Our study has strengths and limitations. We have both the perceptions of service providers and service users from the same clinics. However, our service users were interviewed when attending the clinic for their first antenatal appointment, making it difficult to link their perceptions of care with the specific healthcare providers we interviewed. Our study may be limited by social desirability bias, especially regarding the pregnant women’s responses to questions on domestic violence, and service providers’ responses to their role in providing care.

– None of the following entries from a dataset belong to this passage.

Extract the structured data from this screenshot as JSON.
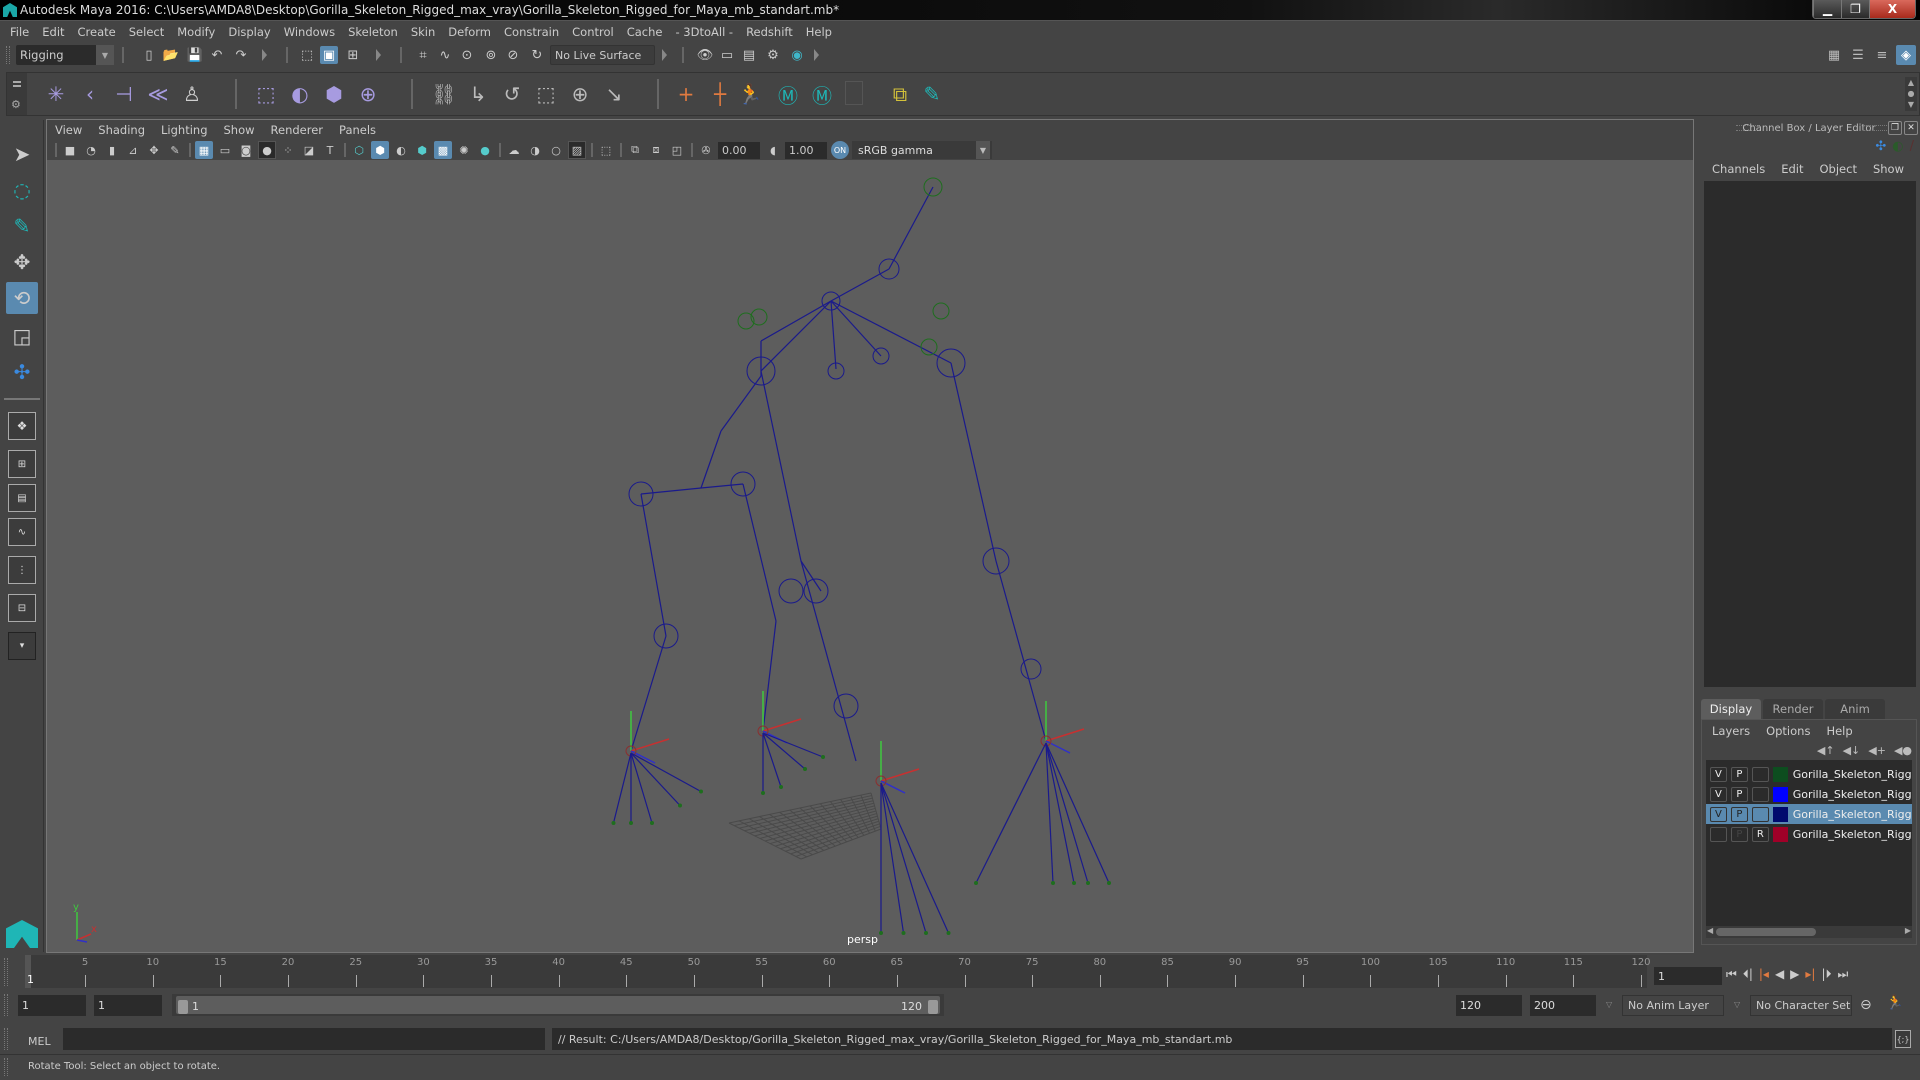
{
  "window": {
    "title": "Autodesk Maya 2016: C:\\Users\\AMDA8\\Desktop\\Gorilla_Skeleton_Rigged_max_vray\\Gorilla_Skeleton_Rigged_for_Maya_mb_standart.mb*",
    "minimize_icon": "minimize-icon",
    "restore_icon": "restore-icon",
    "close_label": "X"
  },
  "menubar": {
    "items": [
      "File",
      "Edit",
      "Create",
      "Select",
      "Modify",
      "Display",
      "Windows",
      "Skeleton",
      "Skin",
      "Deform",
      "Constrain",
      "Control",
      "Cache",
      "- 3DtoAll -",
      "Redshift",
      "Help"
    ]
  },
  "statusline": {
    "mode": "Rigging",
    "live_surface": "No Live Surface"
  },
  "viewport": {
    "menu": [
      "View",
      "Shading",
      "Lighting",
      "Show",
      "Renderer",
      "Panels"
    ],
    "exposure": "0.00",
    "gamma": "1.00",
    "color_space": "sRGB gamma",
    "camera_label": "persp",
    "axis_labels": {
      "x": "x",
      "y": "y",
      "z": "z"
    },
    "skeleton_color": "#1a1a8c",
    "control_color": "#1e6e1e"
  },
  "channel_box": {
    "title": "Channel Box / Layer Editor",
    "menu": [
      "Channels",
      "Edit",
      "Object",
      "Show"
    ]
  },
  "layer_editor": {
    "tabs": [
      "Display",
      "Render",
      "Anim"
    ],
    "active_tab": "Display",
    "menu": [
      "Layers",
      "Options",
      "Help"
    ],
    "layers": [
      {
        "v": "V",
        "p": "P",
        "r": "",
        "color": "#0d4d1f",
        "name": "Gorilla_Skeleton_Rigg",
        "selected": false
      },
      {
        "v": "V",
        "p": "P",
        "r": "",
        "color": "#0000ff",
        "name": "Gorilla_Skeleton_Rigg",
        "selected": false
      },
      {
        "v": "V",
        "p": "P",
        "r": "",
        "color": "#000a6e",
        "name": "Gorilla_Skeleton_Rigg",
        "selected": true
      },
      {
        "v": "",
        "p": "P",
        "r": "R",
        "color": "#a00028",
        "name": "Gorilla_Skeleton_Rigg",
        "selected": false
      }
    ]
  },
  "timeslider": {
    "ticks": [
      "5",
      "10",
      "15",
      "20",
      "25",
      "30",
      "35",
      "40",
      "45",
      "50",
      "55",
      "60",
      "65",
      "70",
      "75",
      "80",
      "85",
      "90",
      "95",
      "100",
      "105",
      "110",
      "115",
      "120"
    ],
    "current_frame": "1",
    "current_frame_field": "1"
  },
  "range": {
    "start_field": "1",
    "playback_start": "1",
    "slider_start": "1",
    "slider_end": "120",
    "playback_end": "120",
    "end_field": "200",
    "anim_layer": "No Anim Layer",
    "character_set": "No Character Set"
  },
  "commandline": {
    "language": "MEL",
    "input": "",
    "result": "// Result: C:/Users/AMDA8/Desktop/Gorilla_Skeleton_Rigged_max_vray/Gorilla_Skeleton_Rigged_for_Maya_mb_standart.mb"
  },
  "helpline": {
    "text": "Rotate Tool: Select an object to rotate."
  }
}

Several strategies can be used to mitigate the challenges we have identified and strengthen the health system. ANC nurses require training on administering the screening tool to decrease their feelings of discomfort with mental health issues. As nurses’ time with patients is limited, the mental health screening questionnaire could be administered in a patient centred manner . ANC nurses could be trained to routinely enquire about their patients’ feelings and anxieties while examining them, instead of completing the screening tool as a ticking exercise while completing the required documentation linked to the consultation. Standardised referral pathways and processes, specific to each facility, need to be developed and disseminated widely to ensure that both healthcare workers and patients are aware of the services available and how to access them. To lessen the burden of specialised mental healthcare providers such as social workers and mental health nurses, a cadre of lay healthcare workers could be identified and trained to provide basic evidence-based problem-solving counselling  to women with mild symptoms of depression or anxiety. The limitations of the MCR will need to be addressed at a policy level to encourage healthcare providers to detect symptoms of depression, anxiety and experiences of domestic violence in all pregnant women, at all clinic visits. Intervention studies aimed at strengthening the healthcare system with regards to detection, referral and treatment at MOUs in South Africa are needed.